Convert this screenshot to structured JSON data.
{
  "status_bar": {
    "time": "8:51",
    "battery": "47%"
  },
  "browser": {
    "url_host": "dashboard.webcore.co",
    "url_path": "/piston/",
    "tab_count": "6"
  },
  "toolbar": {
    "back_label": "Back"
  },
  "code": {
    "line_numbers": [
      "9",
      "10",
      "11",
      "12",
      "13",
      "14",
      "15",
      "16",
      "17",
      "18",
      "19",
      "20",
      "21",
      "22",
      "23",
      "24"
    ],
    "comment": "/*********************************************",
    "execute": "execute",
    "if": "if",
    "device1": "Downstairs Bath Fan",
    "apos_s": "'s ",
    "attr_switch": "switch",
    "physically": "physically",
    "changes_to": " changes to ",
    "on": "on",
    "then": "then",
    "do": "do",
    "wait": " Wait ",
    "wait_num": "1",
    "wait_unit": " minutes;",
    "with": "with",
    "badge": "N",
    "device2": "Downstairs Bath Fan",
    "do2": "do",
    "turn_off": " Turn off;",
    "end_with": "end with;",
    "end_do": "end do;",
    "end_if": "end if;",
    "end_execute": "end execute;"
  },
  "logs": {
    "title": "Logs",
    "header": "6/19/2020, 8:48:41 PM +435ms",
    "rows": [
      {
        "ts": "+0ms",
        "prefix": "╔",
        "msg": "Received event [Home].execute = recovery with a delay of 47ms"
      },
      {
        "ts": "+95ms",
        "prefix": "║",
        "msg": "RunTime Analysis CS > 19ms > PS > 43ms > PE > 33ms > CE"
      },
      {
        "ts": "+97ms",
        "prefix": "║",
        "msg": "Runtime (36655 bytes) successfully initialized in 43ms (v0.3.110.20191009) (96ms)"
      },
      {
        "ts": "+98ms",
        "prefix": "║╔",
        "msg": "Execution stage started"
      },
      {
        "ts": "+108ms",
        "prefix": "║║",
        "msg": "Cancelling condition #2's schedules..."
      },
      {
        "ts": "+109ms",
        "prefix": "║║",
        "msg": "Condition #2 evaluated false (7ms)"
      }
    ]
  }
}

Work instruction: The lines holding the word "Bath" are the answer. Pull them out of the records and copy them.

Task response:
    "device1": "Downstairs Bath Fan",
    "device2": "Downstairs Bath Fan",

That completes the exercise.